→ **What to produce**: Copy out all the lines in the records that include the word "accent".

→ **Interface dataset entries**:
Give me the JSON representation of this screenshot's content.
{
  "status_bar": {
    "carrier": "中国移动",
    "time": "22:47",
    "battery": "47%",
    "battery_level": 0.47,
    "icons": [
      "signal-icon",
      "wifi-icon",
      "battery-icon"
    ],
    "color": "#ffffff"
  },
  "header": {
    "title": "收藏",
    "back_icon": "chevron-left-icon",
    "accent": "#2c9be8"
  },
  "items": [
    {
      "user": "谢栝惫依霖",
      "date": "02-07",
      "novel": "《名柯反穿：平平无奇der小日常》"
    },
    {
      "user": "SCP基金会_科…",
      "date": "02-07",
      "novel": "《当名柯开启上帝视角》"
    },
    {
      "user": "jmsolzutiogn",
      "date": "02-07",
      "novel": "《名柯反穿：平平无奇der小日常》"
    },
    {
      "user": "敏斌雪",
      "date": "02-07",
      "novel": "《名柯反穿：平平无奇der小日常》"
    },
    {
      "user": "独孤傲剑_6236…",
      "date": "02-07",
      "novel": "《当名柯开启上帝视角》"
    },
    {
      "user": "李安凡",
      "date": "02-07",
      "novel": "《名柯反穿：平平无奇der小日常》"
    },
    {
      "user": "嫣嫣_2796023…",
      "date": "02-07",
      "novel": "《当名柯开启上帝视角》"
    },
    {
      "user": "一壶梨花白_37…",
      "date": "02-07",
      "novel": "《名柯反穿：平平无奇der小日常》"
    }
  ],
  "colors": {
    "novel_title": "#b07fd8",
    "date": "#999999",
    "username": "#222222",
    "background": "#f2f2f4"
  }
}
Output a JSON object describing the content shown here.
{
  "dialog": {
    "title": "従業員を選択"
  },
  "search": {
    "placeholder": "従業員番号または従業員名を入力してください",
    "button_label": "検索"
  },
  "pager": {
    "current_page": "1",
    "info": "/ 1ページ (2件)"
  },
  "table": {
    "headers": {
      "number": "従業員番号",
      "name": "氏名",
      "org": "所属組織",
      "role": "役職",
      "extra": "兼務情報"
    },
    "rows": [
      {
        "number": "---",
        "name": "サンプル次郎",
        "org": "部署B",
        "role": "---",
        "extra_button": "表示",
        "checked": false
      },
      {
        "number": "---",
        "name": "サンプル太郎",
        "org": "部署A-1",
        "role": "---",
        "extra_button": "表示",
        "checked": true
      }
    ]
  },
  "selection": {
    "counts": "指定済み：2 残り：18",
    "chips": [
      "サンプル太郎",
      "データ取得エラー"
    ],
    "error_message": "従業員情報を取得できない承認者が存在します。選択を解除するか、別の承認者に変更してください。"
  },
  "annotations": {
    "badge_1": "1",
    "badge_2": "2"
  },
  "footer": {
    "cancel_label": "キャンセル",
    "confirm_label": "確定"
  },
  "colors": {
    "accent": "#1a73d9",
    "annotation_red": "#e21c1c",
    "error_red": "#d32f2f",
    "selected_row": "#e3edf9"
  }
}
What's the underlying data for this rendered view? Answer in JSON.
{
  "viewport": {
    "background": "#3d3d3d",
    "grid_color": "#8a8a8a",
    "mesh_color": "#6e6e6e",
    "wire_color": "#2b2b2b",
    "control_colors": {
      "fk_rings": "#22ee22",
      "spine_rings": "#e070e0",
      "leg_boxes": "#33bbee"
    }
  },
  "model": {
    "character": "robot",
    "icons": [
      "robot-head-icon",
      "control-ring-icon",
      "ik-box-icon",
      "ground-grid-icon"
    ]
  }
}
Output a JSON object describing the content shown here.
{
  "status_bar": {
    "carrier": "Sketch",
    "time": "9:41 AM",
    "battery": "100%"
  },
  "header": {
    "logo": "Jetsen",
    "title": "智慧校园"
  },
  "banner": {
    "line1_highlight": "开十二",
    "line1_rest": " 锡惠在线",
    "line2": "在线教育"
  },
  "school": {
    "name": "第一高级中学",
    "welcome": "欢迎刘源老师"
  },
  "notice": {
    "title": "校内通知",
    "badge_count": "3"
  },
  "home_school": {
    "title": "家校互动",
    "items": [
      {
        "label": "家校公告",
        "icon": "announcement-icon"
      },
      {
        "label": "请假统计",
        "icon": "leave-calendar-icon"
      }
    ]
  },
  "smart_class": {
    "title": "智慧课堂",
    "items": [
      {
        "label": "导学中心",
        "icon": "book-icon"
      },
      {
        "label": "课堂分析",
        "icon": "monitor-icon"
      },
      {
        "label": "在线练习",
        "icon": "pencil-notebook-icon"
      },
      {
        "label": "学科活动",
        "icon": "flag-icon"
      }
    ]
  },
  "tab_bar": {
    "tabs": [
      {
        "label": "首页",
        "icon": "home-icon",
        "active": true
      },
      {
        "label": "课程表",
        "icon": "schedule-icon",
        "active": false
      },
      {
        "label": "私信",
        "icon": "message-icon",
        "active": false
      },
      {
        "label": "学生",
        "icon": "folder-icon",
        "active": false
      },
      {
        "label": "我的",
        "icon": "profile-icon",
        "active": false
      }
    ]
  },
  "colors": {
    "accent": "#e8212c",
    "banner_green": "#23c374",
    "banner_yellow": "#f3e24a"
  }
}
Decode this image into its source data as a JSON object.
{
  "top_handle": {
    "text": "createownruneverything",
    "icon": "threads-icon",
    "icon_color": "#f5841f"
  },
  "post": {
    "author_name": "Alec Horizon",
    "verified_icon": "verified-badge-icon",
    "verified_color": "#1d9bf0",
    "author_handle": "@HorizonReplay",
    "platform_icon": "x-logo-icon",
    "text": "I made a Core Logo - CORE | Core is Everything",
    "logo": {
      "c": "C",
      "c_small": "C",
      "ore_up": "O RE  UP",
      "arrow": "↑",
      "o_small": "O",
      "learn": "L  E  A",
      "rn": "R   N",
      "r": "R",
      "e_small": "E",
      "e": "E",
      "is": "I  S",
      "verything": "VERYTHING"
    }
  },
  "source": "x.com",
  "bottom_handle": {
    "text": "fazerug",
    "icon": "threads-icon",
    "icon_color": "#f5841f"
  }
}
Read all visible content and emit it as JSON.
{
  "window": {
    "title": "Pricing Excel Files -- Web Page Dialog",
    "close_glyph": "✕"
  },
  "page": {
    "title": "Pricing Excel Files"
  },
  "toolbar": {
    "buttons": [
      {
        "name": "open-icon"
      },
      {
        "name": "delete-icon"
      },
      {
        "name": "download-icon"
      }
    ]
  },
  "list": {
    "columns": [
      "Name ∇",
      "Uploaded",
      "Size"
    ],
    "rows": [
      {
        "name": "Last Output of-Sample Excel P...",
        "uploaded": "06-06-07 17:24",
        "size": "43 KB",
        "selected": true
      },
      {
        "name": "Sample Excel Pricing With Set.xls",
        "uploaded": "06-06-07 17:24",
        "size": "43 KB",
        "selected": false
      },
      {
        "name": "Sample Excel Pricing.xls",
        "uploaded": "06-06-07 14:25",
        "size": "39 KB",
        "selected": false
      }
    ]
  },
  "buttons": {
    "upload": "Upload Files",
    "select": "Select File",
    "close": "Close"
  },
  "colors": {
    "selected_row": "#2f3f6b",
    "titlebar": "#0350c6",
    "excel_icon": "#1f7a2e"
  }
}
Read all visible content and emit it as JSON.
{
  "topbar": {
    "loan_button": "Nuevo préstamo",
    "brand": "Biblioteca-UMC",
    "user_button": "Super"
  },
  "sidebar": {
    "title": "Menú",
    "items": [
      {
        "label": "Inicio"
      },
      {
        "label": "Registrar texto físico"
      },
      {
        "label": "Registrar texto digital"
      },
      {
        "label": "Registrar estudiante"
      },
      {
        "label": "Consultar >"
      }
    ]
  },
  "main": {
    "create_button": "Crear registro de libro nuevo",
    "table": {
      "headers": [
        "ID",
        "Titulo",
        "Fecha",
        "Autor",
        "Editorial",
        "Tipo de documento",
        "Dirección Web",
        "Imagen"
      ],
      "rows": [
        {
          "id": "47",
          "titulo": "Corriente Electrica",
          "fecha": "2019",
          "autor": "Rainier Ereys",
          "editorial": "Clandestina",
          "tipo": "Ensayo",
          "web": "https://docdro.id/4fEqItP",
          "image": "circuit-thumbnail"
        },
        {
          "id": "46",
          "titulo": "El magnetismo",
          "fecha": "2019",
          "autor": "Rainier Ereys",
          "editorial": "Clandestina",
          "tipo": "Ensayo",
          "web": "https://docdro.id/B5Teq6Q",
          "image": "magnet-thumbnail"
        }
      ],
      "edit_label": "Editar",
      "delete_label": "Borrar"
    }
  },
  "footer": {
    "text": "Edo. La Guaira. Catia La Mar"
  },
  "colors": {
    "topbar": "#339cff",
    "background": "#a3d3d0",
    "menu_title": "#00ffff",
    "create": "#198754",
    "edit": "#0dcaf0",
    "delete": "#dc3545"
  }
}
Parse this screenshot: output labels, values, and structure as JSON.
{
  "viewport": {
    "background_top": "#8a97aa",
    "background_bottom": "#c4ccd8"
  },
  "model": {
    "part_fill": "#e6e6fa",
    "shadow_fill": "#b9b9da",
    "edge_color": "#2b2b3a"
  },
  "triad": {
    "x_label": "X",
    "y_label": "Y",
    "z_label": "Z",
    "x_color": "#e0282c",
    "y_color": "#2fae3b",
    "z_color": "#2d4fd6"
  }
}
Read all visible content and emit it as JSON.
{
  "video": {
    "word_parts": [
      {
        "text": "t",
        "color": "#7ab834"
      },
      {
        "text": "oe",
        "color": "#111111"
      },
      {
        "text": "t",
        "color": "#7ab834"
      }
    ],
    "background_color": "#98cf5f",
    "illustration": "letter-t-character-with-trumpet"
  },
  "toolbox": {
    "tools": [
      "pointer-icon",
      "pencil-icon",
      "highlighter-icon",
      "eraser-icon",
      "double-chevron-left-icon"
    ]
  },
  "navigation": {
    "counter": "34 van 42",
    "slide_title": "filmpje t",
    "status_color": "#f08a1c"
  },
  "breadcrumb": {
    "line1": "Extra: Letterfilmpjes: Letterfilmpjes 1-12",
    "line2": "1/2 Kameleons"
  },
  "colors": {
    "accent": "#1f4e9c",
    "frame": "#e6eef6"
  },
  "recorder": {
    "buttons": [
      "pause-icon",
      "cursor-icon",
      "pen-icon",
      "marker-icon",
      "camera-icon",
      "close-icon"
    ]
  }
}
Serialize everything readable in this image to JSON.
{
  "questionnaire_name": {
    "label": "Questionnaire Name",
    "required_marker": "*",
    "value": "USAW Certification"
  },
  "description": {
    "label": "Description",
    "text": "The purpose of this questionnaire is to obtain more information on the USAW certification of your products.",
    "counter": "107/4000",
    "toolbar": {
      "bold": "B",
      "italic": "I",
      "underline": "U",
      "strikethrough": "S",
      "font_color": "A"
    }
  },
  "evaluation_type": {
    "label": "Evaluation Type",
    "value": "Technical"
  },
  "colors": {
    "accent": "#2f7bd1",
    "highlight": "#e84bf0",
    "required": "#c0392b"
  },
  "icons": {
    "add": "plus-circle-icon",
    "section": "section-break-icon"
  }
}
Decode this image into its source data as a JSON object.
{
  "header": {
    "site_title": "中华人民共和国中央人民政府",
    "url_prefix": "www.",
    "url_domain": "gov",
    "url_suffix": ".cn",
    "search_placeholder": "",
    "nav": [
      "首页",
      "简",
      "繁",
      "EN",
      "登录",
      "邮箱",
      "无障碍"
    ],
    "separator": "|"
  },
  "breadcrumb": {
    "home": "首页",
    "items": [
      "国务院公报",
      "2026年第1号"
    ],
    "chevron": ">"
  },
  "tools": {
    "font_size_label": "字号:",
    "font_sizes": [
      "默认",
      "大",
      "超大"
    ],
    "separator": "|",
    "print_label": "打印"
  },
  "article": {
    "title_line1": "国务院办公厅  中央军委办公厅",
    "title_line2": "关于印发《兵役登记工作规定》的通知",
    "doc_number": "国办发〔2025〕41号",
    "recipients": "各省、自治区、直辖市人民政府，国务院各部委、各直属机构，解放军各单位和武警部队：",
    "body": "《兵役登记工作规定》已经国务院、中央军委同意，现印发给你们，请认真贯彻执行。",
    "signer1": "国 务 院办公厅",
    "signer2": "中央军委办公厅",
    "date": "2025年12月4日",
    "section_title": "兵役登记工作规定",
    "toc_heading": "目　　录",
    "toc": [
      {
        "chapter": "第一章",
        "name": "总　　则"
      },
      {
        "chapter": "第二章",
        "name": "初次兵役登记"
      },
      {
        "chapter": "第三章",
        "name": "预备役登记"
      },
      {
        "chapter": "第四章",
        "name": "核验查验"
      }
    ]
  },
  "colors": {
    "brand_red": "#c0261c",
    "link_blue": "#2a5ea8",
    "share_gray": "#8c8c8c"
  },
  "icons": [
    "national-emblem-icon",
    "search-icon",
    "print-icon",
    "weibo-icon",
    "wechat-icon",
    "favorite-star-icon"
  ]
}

→ **Solution to this problem**:
    "accent": "#2c9be8"
    "accent": "#1a73d9",
    "accent": "#e8212c",
    "accent": "#1f4e9c",
    "accent": "#2f7bd1",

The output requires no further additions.